COVID-19 Evidence Alerts
from McMaster PLUSTM

Current best evidence for clinical care (more info)

Treatment Fu W, Liu Y, Liu L, et al. An open-label, randomized trial of the combination of IFN-kappa plus TFF2 with standard care in the treatment of patients with moderate COVID-19. EClinicalMedicine. 2020 Oct;27:100547. doi: 10.1016/j.eclinm.2020.100547. Epub 2020 Sep 20.

Background: Epidemic outbreaks caused by SARS-CoV-2 are worsening around the world, and there are no target drugs to treat COVID-19. IFN-? inhibits the replication of SARS-CoV-2; and TFF2 is a small secreted polypeptide that promotes the repair of mucosal injury and reduces the inflammatory responses. We used the synergistic effect of both proteins to treat COVID-19.

Methods: We conducted an open-label, randomized, clinical trial involving patients with moderate COVID-19. Patients were assigned in a 1:1 ratio to receive either aerosol inhalation treatment with IFN-? and TFF2 every 24 h for six consecutive dosages in addition to standard care (experimental group) or standard care alone (control group). The primary endpoint was the time until a viral RNA negative conversion for SARS-CoV-2 in all clinical samples. The secondary clinical endpoint was the time of CT imaging improvement. Data analysis was performed per protocol. This study was registered with, ChiCTR2000030262.
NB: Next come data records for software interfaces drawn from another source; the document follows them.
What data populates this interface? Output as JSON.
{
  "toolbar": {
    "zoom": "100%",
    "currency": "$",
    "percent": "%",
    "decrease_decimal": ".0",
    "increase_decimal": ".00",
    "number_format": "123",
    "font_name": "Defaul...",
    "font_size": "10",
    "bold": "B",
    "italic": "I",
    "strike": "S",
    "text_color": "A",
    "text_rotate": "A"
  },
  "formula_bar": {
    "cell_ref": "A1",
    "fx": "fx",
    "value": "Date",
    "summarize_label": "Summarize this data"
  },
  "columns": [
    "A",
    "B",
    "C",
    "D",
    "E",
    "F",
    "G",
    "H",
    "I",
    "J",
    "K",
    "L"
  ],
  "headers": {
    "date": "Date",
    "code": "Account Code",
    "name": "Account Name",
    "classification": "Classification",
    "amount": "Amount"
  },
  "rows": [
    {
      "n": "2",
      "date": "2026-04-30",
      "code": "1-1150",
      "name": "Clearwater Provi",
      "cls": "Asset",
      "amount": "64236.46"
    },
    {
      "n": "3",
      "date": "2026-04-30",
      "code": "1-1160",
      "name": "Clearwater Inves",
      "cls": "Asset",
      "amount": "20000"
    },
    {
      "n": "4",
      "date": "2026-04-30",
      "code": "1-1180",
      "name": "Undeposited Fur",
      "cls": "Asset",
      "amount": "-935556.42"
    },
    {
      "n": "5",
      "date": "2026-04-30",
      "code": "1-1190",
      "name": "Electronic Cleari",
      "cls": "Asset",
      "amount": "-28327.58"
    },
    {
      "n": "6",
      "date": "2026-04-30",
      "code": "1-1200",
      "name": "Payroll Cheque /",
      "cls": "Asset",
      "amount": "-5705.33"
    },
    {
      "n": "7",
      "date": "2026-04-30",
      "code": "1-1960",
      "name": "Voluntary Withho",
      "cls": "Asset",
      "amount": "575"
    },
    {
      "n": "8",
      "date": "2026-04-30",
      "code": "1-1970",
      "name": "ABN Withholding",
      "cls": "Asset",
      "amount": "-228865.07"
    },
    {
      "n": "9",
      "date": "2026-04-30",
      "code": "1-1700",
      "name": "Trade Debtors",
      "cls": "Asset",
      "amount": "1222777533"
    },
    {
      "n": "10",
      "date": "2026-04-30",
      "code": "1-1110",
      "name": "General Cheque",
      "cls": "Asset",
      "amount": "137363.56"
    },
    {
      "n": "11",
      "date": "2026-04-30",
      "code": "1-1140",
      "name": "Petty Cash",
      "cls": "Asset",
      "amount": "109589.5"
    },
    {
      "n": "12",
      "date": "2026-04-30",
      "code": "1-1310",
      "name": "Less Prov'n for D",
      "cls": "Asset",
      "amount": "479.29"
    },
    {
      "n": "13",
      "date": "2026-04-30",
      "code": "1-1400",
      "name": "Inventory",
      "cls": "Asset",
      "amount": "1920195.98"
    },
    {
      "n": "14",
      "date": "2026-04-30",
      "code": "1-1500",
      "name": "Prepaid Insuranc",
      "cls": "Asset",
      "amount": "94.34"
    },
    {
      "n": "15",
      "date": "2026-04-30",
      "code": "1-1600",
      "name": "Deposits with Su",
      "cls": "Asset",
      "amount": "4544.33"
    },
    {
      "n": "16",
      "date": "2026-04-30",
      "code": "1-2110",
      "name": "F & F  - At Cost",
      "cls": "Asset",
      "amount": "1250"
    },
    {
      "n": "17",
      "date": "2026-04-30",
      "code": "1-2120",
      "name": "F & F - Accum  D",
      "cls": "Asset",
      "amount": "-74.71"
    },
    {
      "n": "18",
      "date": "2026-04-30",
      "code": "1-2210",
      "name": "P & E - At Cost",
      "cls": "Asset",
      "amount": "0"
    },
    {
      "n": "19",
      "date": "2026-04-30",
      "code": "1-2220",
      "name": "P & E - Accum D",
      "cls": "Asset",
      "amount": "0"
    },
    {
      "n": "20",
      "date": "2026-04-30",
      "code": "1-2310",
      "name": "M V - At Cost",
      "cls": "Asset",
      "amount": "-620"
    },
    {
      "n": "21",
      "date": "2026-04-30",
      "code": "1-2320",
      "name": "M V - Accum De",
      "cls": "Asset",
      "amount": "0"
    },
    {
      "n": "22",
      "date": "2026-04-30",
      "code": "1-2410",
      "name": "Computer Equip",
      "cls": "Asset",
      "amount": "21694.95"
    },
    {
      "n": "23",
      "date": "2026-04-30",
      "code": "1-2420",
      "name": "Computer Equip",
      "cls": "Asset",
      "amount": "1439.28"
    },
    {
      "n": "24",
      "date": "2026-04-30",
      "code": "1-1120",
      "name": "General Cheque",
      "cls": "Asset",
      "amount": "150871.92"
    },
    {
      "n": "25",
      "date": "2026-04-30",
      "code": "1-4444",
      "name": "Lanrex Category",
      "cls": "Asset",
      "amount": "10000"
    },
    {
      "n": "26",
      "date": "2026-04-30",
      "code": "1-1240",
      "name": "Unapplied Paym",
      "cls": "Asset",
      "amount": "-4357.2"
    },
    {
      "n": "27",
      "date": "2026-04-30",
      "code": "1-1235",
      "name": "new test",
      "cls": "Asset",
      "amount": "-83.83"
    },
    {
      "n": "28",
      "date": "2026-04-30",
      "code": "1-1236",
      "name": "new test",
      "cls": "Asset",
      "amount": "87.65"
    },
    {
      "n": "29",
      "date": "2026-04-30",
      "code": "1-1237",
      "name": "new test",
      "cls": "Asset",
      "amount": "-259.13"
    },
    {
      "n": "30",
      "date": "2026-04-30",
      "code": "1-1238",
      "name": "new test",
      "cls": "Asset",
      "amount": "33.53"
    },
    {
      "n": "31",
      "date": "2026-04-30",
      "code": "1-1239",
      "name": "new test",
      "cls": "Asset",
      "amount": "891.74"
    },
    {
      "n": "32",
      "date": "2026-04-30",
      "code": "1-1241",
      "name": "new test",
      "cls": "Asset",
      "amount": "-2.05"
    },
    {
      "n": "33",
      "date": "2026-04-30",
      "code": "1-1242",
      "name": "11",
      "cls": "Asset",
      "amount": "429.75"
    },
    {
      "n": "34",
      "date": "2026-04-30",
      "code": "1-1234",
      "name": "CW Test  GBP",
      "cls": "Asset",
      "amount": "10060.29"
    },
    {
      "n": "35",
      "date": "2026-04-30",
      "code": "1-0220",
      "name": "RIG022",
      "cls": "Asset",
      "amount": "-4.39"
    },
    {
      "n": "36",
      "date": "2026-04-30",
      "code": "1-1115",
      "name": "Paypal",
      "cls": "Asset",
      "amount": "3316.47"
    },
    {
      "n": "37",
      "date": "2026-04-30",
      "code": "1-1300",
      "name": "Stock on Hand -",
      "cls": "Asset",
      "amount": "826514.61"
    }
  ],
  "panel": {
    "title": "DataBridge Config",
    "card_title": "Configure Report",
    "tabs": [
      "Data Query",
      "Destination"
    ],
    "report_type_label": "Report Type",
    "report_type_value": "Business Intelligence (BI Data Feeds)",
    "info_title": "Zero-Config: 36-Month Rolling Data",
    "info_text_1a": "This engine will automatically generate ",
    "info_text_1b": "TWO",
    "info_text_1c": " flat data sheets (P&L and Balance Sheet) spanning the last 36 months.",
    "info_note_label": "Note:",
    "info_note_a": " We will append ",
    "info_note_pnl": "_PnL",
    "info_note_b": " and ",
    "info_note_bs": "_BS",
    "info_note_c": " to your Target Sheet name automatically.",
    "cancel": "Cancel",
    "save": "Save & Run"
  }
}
Findings: Between March 23 and May 23 of 2020, 86 COVID-19 patients with symptoms of moderate illness were recruited, and 6 patients were excluded due to not matching the inclusion criteria (patients with pneumonia through chest radiography). Among the remaining 80 patients, 40 patients were assigned to experimental group, and the others were assigned to control group to only receive standard care. Efficacy and safety were evaluated for both groups. The time of viral RNA negative conversion in experimental group (Mean, 3·80 days, 95% CI 2·07-5·53), was significantly shorter than that in control group (7·40 days, 95% CI 4·57 to 10·23) (p = 0.031), and difference between means was 3·60 days. The percentage of patients in experimental group with reversion to negative viral RNA was significantly increased compared with control group on all sampling days (every day during the 12-day observation period) (p = 0·037). For the secondary endpoint, the experimental group had a significantly shorter time until improvement was seen by CT (Mean 6·21 days, N = 38/40, 95% CI 5·11-7·31) than that in control group (8·76 days, N = 34/40, 95% CI 7·57-9·96) (p = 0.002), and difference between means was 2·55 days. No discomfort or complications during aerosol inhalation were reported to the nurses by any experimental patients.

Interpretation: In conclusion, we found that aerosol inhalation of IFN-? plus TFF2 in combination with standard care is safe and superior to standard care alone in shortening the time up to viral RNA negative conversion in all clinical samples. In addition, the patients in experimental group had a significantly shortened CT imaging improvement time than those in control group. This study suggested that this combination treatment is able to facilitate clinical improvement (negative for virus, improvement by CT, reduced hospitalization stay) and thereby result in an early release from the hospital. These data support the need for exploration with a large-scale trial of IFN-? plus TFF2 to treat COVID-19.

Funding: Funding was provided by the National Natural Science Foundation of China, National Major Project for Control and Prevention of Infectious Disease in China, Shanghai Science and Technology Commission, Shanghai Municipal Health Commission.

Discipline / Specialty Area Score
Intensivist/Critical Care
Infectious Disease
Hospital Doctor/Hospitalists
Internal Medicine
Comments from MORE raters

Intensivist/Critical Care rater

The strengths are 1) the new modality of treatment investigated when no effective therapy of covid-19 found to date. 2) Using INF in the line of inflammatory theory is promising. The weaknesses are: 1) the faulty design. 2) There are several risks of bias involved in design and conduct. The control and study groups are mismatched not only in study drugs, but in several conducts. 3) It is a poorly written and defended study. 4) Multiple areas of treatment are missing. 5) When tocilizumab, anti-cytokines and front line antivirals fail over dexamethasone, it is surprising to accept INF can be such hugely effective. Final Impression: It's an interesting initiative to study antiviral treatment. But when COVID-19 is multisystem disorder, why IV INF was not used is beyond understanding. The huge risk of bias possibly made the interpretation of result unreliable.

Respirology/Pulmonology rater

This needs confirmation.